Organic Gardening Blog

Welcome to my organic gardening blog. At certain times of year I post gardening tips weekly and other times much less frequently. Sign up for my ebook over to the right (or near the very bottom of the page if you're on mobile) if you want to get my best stuff :)

We don’t know exactly how life on earth got started.

Some people believe God created it all about 10,000 years ago.

Others believe it evolved - starting 3.5-4 billion years ago - as bacteria, microscopic organisms that are composed of only 1 cell.

(For comparison, our current best guess is that the average human body has over 30 trillion cells, and incidentally, there are in the neighborhood of 40 trillion microorganisms living in our bodies - more of them than cells - most of them bacteria, and most of them probably integral to our health.) Space From Earth

This article about gardening organically is based on evolution, and is open to a God who created that evolution, but for most of the article, that's not really what matters.

Whatever you believe, this page is still one of the most important for you to read on this site because it teaches you what to always keep in mind when you’re growing an organic garden.

If you can internalize these ideas, you’ll be much more successful with your garden and you’ll enjoy the process so much more.

A couple of months ago I shared with you my garden checklist of 17 things you can do in your garden this year.

These things will improve the fertility of your soil and the health of your plants, which will translate to much more nutritious food, with better flavor and fewer pests.

It's finally spring in my neck of the woods, so over these 10 days, I get to do them in my garden!

And just because it’s fun, I'm making a short 'quickie' video for each step. If you’re subscribed to my youtube channel (you can subscribe here) or facebook page (you can click 'Like' below), you’ll get those as I do them.

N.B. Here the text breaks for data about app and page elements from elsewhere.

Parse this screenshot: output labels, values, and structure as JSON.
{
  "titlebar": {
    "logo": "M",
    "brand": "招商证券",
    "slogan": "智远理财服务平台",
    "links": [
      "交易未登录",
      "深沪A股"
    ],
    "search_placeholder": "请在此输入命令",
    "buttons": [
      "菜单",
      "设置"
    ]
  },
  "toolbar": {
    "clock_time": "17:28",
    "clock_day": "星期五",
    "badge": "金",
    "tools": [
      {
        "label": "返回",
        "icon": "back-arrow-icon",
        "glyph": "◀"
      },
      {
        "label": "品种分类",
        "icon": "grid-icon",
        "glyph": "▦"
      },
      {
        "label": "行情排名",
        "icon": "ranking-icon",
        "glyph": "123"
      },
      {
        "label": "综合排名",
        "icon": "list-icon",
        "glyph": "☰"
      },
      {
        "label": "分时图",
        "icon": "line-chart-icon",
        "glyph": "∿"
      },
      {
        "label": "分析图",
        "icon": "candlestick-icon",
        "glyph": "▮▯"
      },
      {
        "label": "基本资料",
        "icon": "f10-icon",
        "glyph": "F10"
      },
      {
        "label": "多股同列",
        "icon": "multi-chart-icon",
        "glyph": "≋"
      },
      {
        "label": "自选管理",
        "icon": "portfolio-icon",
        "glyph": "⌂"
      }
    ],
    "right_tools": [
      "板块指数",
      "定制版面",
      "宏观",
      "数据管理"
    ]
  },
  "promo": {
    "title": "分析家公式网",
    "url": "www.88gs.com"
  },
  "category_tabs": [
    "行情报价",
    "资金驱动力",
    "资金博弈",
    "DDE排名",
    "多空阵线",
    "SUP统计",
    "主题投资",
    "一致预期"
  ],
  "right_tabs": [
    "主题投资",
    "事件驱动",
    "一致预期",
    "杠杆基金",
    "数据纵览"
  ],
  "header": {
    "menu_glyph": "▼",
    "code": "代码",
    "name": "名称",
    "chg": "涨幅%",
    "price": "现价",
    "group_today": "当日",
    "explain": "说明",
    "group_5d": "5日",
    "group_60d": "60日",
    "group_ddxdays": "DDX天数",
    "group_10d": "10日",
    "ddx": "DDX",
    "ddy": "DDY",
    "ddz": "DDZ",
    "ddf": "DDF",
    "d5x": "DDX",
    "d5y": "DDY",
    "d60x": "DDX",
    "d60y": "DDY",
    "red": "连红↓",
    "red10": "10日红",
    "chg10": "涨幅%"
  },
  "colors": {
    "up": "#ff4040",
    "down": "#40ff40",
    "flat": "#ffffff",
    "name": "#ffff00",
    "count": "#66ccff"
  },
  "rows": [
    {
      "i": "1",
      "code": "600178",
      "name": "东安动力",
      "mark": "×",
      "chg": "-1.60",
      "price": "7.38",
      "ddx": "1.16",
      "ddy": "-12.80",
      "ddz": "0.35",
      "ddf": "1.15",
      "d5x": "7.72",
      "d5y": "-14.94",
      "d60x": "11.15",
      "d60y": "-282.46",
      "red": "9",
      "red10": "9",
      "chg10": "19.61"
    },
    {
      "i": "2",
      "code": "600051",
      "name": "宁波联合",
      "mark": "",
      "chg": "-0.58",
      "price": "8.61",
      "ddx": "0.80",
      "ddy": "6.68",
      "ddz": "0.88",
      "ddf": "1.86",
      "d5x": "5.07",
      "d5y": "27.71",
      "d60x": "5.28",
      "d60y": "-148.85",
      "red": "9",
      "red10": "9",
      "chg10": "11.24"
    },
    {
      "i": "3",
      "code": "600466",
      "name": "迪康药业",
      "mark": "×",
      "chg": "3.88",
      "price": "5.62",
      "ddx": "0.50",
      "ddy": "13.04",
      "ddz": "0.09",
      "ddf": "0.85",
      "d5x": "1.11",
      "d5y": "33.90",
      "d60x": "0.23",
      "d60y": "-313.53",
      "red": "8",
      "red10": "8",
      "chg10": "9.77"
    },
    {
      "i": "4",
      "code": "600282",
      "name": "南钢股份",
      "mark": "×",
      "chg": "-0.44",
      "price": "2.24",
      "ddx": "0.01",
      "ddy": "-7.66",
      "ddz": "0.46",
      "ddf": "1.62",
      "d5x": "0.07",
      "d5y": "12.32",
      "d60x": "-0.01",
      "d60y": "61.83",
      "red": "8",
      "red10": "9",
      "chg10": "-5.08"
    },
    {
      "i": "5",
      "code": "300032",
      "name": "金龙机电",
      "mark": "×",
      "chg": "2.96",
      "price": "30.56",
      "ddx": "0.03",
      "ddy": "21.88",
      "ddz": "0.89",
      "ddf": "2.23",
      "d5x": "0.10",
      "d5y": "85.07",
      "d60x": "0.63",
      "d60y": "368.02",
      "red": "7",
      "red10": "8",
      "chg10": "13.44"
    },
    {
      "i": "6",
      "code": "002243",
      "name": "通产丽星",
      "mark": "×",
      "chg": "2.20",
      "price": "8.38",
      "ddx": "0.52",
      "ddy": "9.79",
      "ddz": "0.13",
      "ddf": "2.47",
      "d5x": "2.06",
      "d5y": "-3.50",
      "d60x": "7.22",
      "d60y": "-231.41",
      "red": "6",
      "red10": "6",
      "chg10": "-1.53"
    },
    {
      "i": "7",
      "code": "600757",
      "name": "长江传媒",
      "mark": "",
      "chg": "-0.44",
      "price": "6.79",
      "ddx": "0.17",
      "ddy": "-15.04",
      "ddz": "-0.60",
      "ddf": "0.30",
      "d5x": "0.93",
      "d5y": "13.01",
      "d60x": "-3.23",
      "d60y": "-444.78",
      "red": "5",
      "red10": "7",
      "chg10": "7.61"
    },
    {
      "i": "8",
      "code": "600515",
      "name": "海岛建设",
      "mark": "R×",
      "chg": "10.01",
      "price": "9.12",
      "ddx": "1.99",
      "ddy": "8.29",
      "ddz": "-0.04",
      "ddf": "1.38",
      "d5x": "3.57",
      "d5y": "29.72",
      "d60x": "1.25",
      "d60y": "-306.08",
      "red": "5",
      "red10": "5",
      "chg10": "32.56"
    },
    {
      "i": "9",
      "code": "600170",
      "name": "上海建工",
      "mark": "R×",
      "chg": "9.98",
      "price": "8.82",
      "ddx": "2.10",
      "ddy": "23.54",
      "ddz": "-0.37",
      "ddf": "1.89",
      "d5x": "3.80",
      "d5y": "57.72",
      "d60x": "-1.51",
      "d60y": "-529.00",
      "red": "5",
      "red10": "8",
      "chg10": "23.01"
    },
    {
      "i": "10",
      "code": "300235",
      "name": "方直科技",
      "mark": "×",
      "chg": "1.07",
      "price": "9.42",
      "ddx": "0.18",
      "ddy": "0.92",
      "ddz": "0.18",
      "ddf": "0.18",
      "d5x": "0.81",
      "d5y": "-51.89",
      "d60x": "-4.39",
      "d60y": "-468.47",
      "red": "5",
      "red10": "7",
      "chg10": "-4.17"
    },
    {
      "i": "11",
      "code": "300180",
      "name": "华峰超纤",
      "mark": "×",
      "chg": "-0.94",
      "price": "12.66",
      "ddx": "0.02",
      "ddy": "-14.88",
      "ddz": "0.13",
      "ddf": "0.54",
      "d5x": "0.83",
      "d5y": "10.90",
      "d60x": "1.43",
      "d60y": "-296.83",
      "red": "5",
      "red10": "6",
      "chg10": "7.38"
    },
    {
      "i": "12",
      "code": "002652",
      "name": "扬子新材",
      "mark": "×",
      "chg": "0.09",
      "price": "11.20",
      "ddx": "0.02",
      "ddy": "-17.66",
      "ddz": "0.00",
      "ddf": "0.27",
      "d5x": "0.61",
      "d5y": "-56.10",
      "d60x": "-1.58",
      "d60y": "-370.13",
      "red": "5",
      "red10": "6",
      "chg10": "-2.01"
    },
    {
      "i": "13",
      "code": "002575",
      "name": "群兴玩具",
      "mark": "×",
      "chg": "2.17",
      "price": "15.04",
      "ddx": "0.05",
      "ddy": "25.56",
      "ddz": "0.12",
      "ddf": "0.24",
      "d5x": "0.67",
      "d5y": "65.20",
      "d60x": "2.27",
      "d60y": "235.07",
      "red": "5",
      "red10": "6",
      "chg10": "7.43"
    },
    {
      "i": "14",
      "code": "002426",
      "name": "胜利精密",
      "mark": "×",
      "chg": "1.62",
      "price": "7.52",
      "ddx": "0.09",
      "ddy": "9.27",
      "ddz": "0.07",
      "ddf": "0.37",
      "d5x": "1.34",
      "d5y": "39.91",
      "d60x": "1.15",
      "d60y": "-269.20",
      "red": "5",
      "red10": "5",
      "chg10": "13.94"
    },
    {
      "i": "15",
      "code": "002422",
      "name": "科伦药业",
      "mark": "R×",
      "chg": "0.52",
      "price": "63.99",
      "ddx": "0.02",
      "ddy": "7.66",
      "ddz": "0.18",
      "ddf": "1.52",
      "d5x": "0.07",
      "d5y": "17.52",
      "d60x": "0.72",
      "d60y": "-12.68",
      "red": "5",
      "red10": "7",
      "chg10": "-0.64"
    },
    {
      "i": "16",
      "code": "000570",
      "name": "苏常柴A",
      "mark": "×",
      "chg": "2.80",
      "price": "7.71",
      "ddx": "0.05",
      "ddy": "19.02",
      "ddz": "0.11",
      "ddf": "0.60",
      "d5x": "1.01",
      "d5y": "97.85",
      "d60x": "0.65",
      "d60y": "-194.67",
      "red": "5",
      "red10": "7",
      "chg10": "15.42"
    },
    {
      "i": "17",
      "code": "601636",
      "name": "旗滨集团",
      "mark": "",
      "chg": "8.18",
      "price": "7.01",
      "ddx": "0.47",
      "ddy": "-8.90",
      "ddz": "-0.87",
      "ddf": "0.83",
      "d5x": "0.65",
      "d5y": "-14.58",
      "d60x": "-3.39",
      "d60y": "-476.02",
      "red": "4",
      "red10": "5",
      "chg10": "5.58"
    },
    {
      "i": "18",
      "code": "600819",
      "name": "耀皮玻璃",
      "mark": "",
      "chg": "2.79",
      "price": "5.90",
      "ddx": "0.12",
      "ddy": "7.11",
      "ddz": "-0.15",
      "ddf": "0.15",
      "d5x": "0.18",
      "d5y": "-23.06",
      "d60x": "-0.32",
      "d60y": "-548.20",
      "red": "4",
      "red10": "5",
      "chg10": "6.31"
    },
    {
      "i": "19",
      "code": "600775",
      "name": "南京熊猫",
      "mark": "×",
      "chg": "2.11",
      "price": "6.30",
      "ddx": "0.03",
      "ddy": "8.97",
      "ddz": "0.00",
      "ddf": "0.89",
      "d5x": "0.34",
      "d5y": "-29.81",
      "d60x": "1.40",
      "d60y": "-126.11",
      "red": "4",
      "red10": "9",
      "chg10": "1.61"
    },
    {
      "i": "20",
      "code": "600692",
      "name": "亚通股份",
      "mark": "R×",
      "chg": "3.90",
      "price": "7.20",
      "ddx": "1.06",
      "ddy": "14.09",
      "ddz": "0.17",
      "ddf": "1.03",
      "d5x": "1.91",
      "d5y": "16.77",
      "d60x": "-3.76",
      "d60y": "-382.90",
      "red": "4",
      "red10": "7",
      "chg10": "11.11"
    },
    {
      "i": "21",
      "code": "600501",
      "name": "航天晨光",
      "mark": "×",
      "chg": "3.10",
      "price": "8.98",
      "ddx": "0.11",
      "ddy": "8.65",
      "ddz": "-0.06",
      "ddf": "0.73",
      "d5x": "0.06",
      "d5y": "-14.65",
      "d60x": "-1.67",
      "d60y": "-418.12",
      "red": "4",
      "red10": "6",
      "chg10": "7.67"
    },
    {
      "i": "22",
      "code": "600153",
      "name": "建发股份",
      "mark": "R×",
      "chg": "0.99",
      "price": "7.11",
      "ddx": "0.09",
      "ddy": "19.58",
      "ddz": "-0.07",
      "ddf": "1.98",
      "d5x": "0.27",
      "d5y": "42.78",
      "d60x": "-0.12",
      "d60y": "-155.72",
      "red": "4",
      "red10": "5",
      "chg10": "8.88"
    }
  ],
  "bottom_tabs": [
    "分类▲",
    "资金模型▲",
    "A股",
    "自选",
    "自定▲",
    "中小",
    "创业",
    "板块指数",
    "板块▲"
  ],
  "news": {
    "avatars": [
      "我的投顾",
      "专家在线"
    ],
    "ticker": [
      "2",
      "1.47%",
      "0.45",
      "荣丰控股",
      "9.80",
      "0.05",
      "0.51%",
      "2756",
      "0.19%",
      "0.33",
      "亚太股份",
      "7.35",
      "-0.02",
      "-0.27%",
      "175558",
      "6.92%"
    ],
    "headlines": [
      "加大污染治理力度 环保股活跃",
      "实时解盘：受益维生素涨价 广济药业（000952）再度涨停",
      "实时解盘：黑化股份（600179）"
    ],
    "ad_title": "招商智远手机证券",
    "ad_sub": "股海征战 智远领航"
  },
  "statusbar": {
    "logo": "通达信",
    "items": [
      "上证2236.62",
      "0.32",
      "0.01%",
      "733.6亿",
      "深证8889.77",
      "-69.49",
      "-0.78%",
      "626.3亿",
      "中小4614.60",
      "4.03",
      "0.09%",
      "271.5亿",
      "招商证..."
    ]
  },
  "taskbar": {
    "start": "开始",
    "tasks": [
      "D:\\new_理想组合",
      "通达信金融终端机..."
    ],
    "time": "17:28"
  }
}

I’m really excited to finally share with you my checklist of things you can do in your garden this year in order to ensure your fruits and vegetables provide you with as much nutrition as possible.

I go through the whole checklist in this video (or you can scroll down if you'd prefer to read the article instead)...

Plants manufacture various ‘compounds’ as they grow, some being simpler to make and others being more complex.

I explain more in the video (or if you prefer reading, feel free to scroll down to the article below)...

A couple of days ago I talked about my recent run-in with the flu.

(Thanks by the way for the emails and the comments - I’m feeling much better, just still have some weight to gain back and some bags under my eyes to get rid of).

Back to talking about gardening in today's video (or feel free to scroll down to the article, if you prefer reading)...

I had so much going on in my life over the last year that I didn't devote much time to my garden.

And that means this winter, I have hardly any truly nutritious food to eat.

And THAT is one of the main reasons why I caught a nasty flu a couple of weeks ago - my first flu in at least 10 years.

I explain more in this video (or feel free to scroll down to the article, if you prefer reading)...

Low Maintenance PlantsMy elderberry flowering white over my left shoulder.

It's pretty tricky to make a list of low maintenance plants when your readers live all around the world.

But I wanted to have a go at it anyway because it's winter and I miss my garden!

What makes this list more interesting than other low maintenance plant lists I’ve seen is that each plant is not only relatively easy to grow, but also highly beneficial to have in your garden.

Here's a quick review of biointensive gardening.

The 8 steps are to:

In the fall of 2012, I looked at a patch of weedy lawn in the back yard with some old cedars beside it.

It was on a gentle slope, with average soil at the bottom and poor soil at the top.

The area isn't big and the slope isn't much, but there's enough of a grade that the bottom floods seasonally and the top is bone dry.

So I realized it would be an interesting little microclimate in which to plant a garden - good for experimenting and learning.

That October I planted 2 apple trees, 2 pears and 2 cherries and made a big sheet mulch over the whole area, which looked like this...

If you want to grow a lot of food, in a small space, using not too many resources...

And are willing to put in some work in order to accomplish that...

Biointensive gardening may be for you.